▶ _Exercise prompt_: Bring together every line in the data that includes "personal".

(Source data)
---+---

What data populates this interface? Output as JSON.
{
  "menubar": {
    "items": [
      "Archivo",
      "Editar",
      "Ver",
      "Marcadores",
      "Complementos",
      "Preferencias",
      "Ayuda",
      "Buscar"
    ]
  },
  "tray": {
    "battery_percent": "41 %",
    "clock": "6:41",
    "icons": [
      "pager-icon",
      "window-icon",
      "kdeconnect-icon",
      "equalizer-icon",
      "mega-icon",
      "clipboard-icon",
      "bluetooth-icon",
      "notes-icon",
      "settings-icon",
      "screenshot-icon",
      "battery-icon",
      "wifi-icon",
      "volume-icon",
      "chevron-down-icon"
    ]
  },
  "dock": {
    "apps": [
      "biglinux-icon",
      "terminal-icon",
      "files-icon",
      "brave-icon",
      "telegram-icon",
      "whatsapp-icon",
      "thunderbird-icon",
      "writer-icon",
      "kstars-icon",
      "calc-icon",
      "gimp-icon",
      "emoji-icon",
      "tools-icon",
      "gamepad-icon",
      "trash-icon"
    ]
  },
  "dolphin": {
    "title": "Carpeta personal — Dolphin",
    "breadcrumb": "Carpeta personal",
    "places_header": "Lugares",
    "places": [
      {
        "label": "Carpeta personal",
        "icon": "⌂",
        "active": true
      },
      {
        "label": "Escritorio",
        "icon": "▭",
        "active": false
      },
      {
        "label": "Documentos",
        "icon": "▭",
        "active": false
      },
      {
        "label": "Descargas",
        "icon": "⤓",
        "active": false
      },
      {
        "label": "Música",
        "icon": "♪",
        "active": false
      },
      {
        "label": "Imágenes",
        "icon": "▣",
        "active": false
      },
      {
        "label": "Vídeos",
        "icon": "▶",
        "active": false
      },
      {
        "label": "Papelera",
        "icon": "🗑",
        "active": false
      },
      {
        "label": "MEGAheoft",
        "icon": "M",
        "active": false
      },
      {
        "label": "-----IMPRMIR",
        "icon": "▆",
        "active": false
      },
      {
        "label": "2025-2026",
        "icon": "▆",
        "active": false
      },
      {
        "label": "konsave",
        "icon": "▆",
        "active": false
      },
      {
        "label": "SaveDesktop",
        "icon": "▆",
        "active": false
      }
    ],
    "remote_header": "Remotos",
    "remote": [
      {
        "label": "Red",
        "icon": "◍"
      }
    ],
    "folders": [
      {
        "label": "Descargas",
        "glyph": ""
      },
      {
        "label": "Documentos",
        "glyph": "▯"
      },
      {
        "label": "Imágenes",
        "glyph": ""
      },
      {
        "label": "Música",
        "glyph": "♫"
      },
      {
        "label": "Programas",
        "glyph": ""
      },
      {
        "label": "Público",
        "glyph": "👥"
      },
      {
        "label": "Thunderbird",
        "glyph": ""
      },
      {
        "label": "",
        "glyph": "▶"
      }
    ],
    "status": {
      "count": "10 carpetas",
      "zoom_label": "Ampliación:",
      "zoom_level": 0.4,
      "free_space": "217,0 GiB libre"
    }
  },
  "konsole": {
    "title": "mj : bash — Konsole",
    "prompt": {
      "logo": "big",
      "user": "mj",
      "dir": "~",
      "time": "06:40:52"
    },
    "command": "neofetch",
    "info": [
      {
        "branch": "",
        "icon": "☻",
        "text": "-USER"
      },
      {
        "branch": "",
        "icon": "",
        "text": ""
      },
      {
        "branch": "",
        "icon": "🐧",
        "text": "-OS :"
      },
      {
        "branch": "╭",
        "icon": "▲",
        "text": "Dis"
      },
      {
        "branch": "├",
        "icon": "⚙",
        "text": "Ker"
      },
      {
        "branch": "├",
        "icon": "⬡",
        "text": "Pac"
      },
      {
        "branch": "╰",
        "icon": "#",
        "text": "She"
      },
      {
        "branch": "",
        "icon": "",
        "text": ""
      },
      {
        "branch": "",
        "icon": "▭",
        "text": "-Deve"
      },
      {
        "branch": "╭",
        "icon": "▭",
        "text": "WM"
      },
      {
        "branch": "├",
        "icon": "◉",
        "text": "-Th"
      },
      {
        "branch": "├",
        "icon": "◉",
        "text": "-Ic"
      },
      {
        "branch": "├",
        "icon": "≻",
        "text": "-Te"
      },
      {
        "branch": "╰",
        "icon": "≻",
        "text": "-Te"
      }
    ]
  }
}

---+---

▶ _Response to this task_:
    "title": "Carpeta personal — Dolphin",
    "breadcrumb": "Carpeta personal",
        "label": "Carpeta personal",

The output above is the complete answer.